Does that make it wrong?

Personally I think so, but business-wise I think...well lets get beer into that market.

DemonBrew said...

oh, forgot to say, may old man said he would never pay £1 for a pint.

When they want over £4 a pint, that's when I only drink homebrew!

Well, at least I hope earnings rise the same :-)

Tandleman said...

Just back in the blogosphere. No-one has answered the main question which is "how much can this market stand?"

Tyson said...

No-one has answered the main question which is "how much can this market stand?"

Possibly because no one knows the answer? How long is a piece of string?

SteveF said...

I dunno about the general question, but on a more specific note, the Port Street Beer House generally seems quite expensive. They tweeted this pic the other day of beers on and their prices:

http://yfrog.com/gy33dugj

That's quite pricy IMO - I had two of those beers (the Alchemy and Hophead) in the Southampton last week for 2.95. That's considerably less than 3.80 or 3.40. In fact, I also had quite a lot of Hophead for free as they put a complimentary cask on to celebrate winning North London Pub of the Year! I've not been back home for a while, but when I do I'm looking forward to visiting the PSBH, but it seems rather steep to me.

Phil said...

I was in the Crown in Stockport the other night & had four halves - nothing on that board, but the brewers were Mallinson's, Northern, Dark Star and Blue Monkey. (I don't think anyone leaves the Crown complaining about the beer selection.) It cost me less than £6 all told - none of them was more than £2.80/pint, and the cheapest was £2.40. Unless the Crown are trading at a loss, which doesn't seem likely, it's obviously possible to sell beer from those brewers well below the PSBH level.

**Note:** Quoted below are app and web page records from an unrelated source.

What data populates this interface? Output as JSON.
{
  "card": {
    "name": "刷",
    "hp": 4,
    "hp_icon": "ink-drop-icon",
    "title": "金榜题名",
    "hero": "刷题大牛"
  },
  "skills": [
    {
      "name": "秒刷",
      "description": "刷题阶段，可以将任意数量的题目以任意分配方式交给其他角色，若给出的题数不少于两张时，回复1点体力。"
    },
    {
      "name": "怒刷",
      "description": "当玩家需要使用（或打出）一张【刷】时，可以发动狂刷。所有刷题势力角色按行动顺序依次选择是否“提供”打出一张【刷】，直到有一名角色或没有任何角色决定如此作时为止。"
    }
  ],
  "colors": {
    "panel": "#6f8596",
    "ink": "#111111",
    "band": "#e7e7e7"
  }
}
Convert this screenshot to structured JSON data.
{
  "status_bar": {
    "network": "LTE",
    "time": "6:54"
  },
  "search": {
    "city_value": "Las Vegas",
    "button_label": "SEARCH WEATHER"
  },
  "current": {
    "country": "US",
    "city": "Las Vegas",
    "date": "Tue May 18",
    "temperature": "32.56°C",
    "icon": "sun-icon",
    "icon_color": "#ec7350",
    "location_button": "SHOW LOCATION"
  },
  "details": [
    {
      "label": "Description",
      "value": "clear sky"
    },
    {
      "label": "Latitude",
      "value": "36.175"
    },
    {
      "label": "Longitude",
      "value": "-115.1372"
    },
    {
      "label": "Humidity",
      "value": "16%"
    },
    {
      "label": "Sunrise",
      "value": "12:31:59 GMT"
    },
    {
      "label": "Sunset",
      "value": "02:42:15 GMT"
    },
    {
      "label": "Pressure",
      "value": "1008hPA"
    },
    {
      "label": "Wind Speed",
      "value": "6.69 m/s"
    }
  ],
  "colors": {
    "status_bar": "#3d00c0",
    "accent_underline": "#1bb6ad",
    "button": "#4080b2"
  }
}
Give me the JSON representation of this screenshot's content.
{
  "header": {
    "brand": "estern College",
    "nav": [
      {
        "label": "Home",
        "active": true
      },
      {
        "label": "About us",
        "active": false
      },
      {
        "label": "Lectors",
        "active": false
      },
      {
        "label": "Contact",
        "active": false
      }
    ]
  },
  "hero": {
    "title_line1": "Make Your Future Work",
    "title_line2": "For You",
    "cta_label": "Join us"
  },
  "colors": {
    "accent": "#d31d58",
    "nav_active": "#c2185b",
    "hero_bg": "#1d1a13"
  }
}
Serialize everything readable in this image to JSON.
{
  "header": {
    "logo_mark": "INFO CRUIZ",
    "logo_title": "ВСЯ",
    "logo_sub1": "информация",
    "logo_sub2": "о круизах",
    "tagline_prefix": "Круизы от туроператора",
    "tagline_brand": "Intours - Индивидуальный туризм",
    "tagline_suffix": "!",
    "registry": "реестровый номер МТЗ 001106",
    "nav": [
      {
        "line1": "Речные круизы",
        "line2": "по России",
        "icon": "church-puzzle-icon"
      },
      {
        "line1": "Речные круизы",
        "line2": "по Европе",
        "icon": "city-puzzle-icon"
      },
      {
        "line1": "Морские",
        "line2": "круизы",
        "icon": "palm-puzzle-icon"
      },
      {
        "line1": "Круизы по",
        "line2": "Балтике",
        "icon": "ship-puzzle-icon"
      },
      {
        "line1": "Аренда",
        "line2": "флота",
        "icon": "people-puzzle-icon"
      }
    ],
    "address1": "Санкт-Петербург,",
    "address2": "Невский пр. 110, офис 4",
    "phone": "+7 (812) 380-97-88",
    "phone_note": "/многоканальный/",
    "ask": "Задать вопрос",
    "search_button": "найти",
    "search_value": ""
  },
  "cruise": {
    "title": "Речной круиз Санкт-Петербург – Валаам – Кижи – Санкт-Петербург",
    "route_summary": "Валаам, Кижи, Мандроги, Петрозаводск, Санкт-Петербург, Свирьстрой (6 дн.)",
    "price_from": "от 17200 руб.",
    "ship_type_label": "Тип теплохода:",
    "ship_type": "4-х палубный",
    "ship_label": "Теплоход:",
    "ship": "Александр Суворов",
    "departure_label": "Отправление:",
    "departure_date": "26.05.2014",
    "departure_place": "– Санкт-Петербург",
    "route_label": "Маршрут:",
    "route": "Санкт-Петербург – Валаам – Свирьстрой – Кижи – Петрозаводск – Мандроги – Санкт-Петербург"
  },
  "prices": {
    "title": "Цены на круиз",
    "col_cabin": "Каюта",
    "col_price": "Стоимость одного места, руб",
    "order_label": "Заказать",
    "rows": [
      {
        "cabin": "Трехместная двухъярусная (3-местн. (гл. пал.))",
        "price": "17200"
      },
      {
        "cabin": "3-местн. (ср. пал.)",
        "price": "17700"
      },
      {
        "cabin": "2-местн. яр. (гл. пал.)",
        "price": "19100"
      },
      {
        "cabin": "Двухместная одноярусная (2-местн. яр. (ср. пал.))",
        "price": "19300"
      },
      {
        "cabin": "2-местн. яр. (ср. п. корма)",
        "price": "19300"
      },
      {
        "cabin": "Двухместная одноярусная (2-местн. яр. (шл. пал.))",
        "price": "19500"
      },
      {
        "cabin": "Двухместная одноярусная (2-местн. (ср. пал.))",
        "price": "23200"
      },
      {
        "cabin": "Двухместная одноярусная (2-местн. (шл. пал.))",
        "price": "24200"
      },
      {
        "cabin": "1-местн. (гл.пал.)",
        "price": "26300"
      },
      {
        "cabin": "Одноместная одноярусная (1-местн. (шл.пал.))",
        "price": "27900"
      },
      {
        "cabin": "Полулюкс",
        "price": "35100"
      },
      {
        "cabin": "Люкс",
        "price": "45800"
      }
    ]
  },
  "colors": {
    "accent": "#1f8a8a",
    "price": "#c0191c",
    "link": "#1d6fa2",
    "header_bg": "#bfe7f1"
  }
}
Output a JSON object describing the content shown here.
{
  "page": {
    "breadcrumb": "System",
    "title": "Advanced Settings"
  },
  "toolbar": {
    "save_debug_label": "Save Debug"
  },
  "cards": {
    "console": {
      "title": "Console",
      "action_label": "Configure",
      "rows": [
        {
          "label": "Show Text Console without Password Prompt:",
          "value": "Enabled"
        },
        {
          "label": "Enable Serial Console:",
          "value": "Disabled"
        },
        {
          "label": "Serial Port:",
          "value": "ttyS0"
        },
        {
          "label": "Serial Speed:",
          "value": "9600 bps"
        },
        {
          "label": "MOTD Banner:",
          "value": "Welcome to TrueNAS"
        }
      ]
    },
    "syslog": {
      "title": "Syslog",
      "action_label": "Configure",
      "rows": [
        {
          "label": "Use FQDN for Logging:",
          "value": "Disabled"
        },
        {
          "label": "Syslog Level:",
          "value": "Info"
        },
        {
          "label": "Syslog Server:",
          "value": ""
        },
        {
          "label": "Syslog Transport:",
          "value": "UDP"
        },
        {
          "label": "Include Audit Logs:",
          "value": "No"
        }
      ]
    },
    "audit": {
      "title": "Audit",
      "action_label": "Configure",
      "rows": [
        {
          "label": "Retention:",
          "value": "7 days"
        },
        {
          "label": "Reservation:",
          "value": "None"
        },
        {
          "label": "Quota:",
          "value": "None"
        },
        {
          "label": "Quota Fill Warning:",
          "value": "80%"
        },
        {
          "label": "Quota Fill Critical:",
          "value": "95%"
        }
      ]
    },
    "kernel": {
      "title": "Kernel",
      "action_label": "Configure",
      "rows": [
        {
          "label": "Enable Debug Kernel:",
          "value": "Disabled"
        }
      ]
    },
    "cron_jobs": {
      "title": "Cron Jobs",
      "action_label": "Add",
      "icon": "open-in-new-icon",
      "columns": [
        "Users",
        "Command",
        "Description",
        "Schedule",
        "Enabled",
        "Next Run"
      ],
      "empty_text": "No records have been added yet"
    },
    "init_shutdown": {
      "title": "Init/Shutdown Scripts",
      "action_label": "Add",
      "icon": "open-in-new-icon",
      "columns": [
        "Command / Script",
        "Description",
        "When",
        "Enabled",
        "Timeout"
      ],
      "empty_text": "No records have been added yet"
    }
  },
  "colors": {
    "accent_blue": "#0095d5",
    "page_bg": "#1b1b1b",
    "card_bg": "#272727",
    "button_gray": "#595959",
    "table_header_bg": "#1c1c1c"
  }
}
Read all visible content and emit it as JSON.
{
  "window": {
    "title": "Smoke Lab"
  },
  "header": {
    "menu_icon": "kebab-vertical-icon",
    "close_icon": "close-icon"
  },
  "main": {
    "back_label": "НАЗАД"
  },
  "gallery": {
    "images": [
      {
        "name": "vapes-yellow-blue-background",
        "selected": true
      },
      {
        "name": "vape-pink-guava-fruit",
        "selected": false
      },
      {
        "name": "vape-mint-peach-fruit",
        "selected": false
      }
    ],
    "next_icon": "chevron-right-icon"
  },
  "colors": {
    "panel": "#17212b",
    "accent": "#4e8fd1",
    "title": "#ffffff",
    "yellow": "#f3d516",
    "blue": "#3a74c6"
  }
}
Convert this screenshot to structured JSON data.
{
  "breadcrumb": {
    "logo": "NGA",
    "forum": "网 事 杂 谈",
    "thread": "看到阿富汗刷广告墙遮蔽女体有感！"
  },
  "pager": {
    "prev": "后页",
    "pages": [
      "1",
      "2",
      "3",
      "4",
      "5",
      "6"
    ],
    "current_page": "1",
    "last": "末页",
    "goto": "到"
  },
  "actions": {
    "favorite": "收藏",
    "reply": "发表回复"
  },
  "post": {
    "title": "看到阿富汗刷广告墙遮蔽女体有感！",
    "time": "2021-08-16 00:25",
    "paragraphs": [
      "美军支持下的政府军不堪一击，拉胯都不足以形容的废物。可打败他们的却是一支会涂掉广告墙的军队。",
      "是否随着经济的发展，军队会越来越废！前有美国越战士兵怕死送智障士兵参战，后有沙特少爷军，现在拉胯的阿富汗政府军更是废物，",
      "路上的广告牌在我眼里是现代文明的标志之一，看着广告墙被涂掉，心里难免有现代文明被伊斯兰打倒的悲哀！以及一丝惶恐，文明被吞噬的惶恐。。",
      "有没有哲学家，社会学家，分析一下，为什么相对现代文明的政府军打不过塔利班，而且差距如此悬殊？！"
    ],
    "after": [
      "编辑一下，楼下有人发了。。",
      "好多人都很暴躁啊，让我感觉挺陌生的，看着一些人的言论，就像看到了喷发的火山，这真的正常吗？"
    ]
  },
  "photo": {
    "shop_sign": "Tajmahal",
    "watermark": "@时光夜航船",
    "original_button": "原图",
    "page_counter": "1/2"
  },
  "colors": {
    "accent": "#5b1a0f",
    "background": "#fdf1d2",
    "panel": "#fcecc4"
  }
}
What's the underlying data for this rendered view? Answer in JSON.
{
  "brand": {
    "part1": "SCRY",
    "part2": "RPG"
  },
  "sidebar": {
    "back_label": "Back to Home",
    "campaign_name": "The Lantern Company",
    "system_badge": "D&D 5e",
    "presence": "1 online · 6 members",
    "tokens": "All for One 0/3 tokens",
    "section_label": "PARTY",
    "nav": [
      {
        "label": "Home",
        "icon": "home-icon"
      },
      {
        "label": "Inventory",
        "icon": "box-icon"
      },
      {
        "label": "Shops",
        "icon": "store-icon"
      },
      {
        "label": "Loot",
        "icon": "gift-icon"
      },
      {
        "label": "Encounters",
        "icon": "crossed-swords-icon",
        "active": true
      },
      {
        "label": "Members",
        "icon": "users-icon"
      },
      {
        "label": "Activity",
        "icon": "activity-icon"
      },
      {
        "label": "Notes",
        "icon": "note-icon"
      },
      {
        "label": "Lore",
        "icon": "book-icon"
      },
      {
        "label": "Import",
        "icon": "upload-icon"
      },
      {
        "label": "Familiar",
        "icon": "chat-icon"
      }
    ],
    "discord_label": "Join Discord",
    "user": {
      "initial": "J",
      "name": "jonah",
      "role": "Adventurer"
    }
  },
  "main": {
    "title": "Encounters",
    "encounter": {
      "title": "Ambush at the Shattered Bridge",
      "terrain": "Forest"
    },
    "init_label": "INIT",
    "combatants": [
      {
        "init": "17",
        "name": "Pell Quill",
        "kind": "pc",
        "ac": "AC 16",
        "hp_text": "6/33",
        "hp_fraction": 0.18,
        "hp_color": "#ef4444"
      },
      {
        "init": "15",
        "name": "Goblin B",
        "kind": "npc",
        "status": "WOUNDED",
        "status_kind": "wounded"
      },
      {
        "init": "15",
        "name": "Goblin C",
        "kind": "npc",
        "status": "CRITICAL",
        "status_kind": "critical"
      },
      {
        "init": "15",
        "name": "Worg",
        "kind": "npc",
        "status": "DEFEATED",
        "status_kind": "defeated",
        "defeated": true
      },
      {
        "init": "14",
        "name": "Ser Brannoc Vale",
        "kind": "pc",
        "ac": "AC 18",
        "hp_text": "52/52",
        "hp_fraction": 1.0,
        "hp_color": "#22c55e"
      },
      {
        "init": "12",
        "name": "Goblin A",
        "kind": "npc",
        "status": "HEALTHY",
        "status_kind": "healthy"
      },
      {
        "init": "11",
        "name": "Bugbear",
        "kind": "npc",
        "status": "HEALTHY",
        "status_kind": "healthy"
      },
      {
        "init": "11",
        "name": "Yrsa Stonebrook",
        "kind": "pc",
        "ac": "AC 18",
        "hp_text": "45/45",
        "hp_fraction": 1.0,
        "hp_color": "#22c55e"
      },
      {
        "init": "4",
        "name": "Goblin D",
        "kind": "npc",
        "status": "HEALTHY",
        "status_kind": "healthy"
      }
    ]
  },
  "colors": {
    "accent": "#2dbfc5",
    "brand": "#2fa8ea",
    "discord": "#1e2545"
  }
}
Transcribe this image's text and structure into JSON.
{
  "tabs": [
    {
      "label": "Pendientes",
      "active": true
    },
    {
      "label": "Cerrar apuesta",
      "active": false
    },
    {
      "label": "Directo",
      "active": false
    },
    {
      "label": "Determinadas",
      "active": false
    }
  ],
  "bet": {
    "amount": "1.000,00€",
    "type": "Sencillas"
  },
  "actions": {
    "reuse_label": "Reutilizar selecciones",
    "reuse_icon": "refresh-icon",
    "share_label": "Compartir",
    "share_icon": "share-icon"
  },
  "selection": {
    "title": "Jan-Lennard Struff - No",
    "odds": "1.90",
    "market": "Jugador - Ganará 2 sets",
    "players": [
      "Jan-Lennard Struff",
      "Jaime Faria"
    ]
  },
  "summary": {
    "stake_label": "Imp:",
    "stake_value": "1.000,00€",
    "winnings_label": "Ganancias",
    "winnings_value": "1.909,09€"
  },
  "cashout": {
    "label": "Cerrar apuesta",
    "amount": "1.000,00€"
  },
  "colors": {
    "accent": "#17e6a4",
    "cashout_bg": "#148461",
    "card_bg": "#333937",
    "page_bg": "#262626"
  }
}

Answering Tandleman's question, it looks as if PSBH have a good idea of what their particular market will bear - either that or they're in the process of finding its limits!

Curmudgeon said...

I think the Magnet is maybe 10-20p a pint cheaper than the Crown.

But possibly the PSBH, given its location and the fact it has been recently developed, has higher overheads.

Hal Prestigious said...

I see you insist on not using the correct terminology when referring to great beer that's not cask conditioned. Let me remind you, friend. It's called Proper Real, or Proper Real Keg. If you recall, a mad yank came up with this definition several years ago.
He was correct in his assumption that Proper Real would eventually take off and give us UK drinkers another option.

Saga Of Nails said...

F*cking ouch, is all that I can say. Actually keg ought to be cheaper than cask and eventually it shall be. But for the moment people are prepared to pay more for keg, mostly out of conditioning and expectation.

In a busy, well maintained bar there will be a lot less wastage and ullage on keg then there will be on cask. Frankly the cost of CO2 and flash cooler maintenance is totally minimal, so the only extra expense for a pub is the additional electricity that flash coolers use.

Breweries knock out this stuff for more, but i'm not convinced that there is any justifiable reason why keg should cost more per unit than cask. Cask requires finings which are not cheap, whereas keg would mostly be filtered.